Source records:
··········
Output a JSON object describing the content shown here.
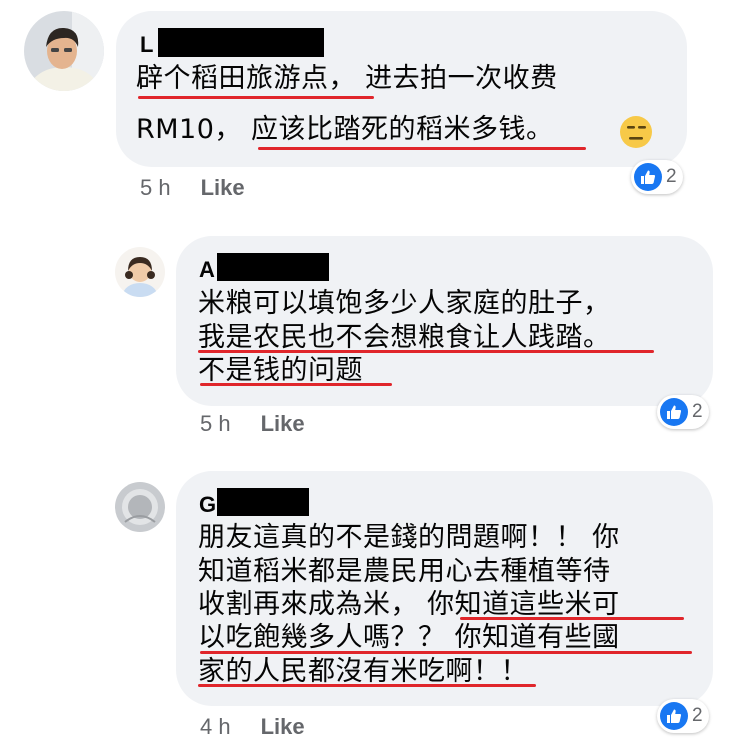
{
  "comments": [
    {
      "author": "L",
      "lines": [
        "辟个稻田旅游点， 进去拍一次收费",
        "RM10， 应该比踏死的稻米多钱。"
      ],
      "emoji": "expressionless-face",
      "time": "5 h",
      "like_label": "Like",
      "reaction_count": "2"
    },
    {
      "author": "A",
      "lines": [
        "米粮可以填饱多少人家庭的肚子，",
        "我是农民也不会想粮食让人践踏。",
        "不是钱的问题"
      ],
      "time": "5 h",
      "like_label": "Like",
      "reaction_count": "2"
    },
    {
      "author": "G",
      "lines": [
        "朋友這真的不是錢的問題啊！！ 你",
        "知道稻米都是農民用心去種植等待",
        "收割再來成為米， 你知道這些米可",
        "以吃飽幾多人嗎？？ 你知道有些國",
        "家的人民都沒有米吃啊！！"
      ],
      "time": "4 h",
      "like_label": "Like",
      "reaction_count": "2"
    }
  ],
  "colors": {
    "bubble": "#f0f2f5",
    "underline": "#e0262b",
    "like_blue": "#1877f2",
    "meta_gray": "#65676b"
  }
}
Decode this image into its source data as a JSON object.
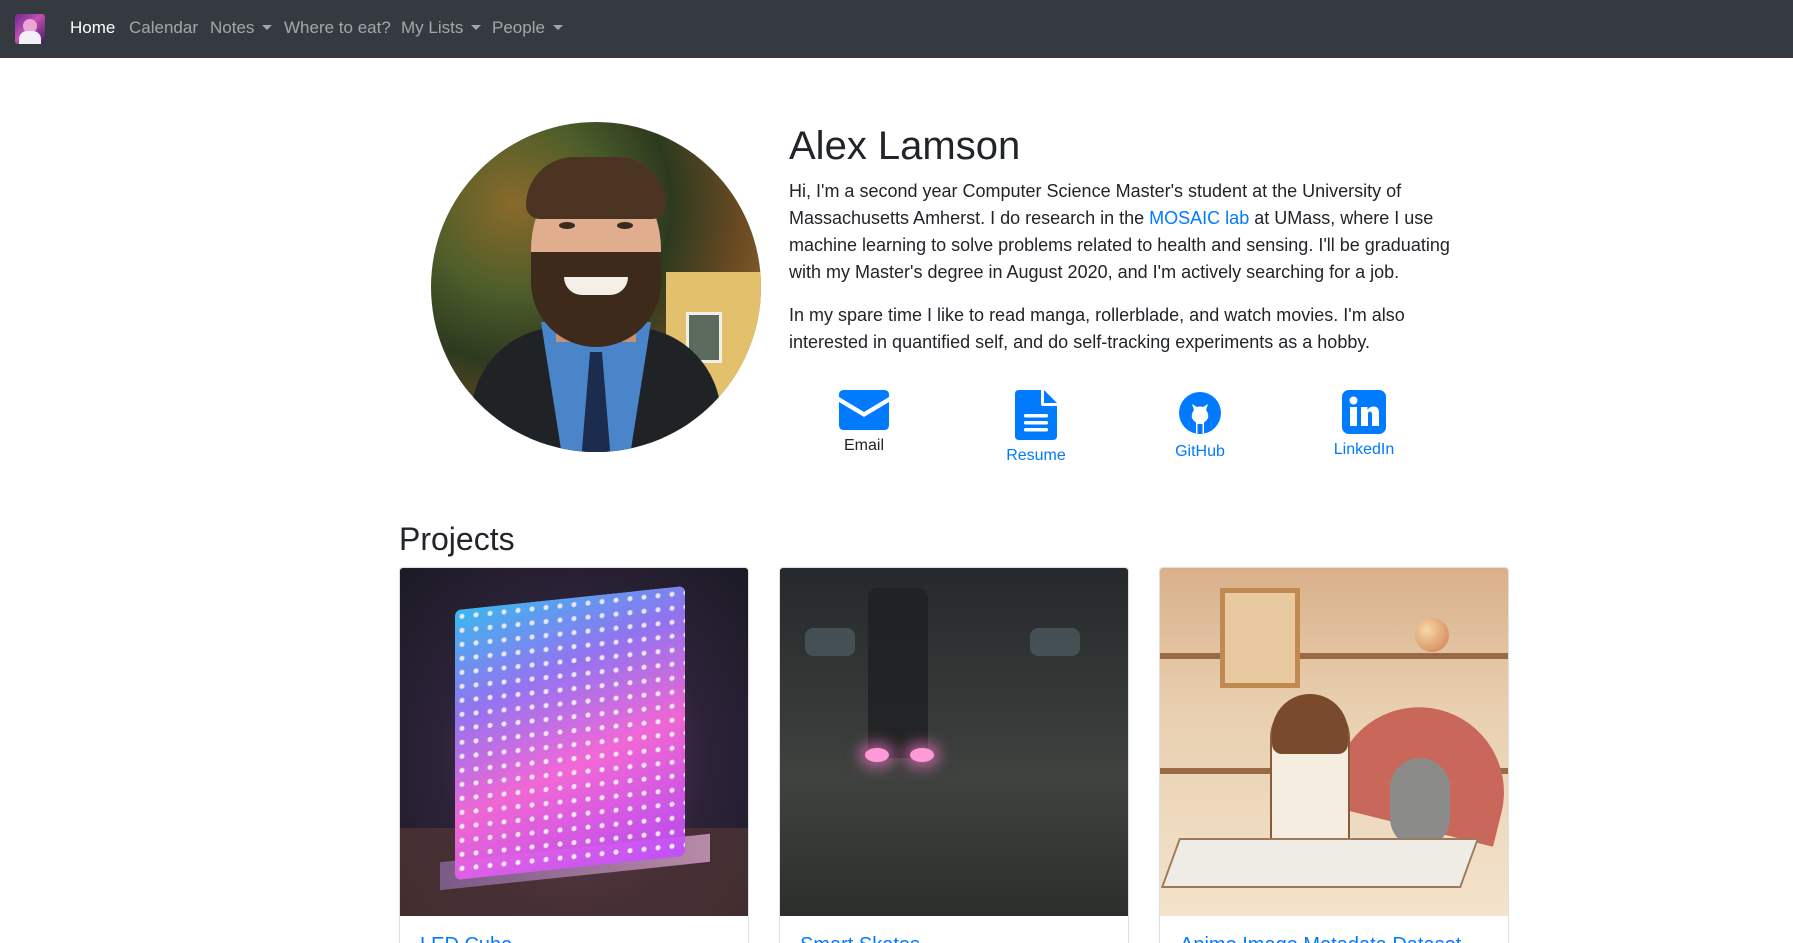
{
  "navbar": {
    "brand_icon": "site-avatar-icon",
    "items": [
      {
        "label": "Home",
        "active": true,
        "dropdown": false
      },
      {
        "label": "Calendar",
        "active": false,
        "dropdown": false
      },
      {
        "label": "Notes",
        "active": false,
        "dropdown": true
      },
      {
        "label": "Where to eat?",
        "active": false,
        "dropdown": false
      },
      {
        "label": "My Lists",
        "active": false,
        "dropdown": true
      },
      {
        "label": "People",
        "active": false,
        "dropdown": true
      }
    ]
  },
  "profile": {
    "name": "Alex Lamson",
    "bio1_before": "Hi, I'm a second year Computer Science Master's student at the University of Massachusetts Amherst. I do research in the ",
    "bio1_link": "MOSAIC lab",
    "bio1_after": " at UMass, where I use machine learning to solve problems related to health and sensing. I'll be graduating with my Master's degree in August 2020, and I'm actively searching for a job.",
    "bio2": "In my spare time I like to read manga, rollerblade, and watch movies. I'm also interested in quantified self, and do self-tracking experiments as a hobby."
  },
  "contacts": [
    {
      "label": "Email",
      "icon": "envelope-icon"
    },
    {
      "label": "Resume",
      "icon": "document-icon"
    },
    {
      "label": "GitHub",
      "icon": "github-icon"
    },
    {
      "label": "LinkedIn",
      "icon": "linkedin-icon"
    }
  ],
  "projects": {
    "title": "Projects",
    "cards": [
      {
        "title": "LED Cube"
      },
      {
        "title": "Smart Skates"
      },
      {
        "title": "Anime Image Metadata Dataset"
      }
    ]
  },
  "colors": {
    "navbar_bg": "#343a40",
    "link": "#007bff",
    "text": "#212529"
  }
}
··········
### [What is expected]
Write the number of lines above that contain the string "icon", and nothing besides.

### [Answer space]
5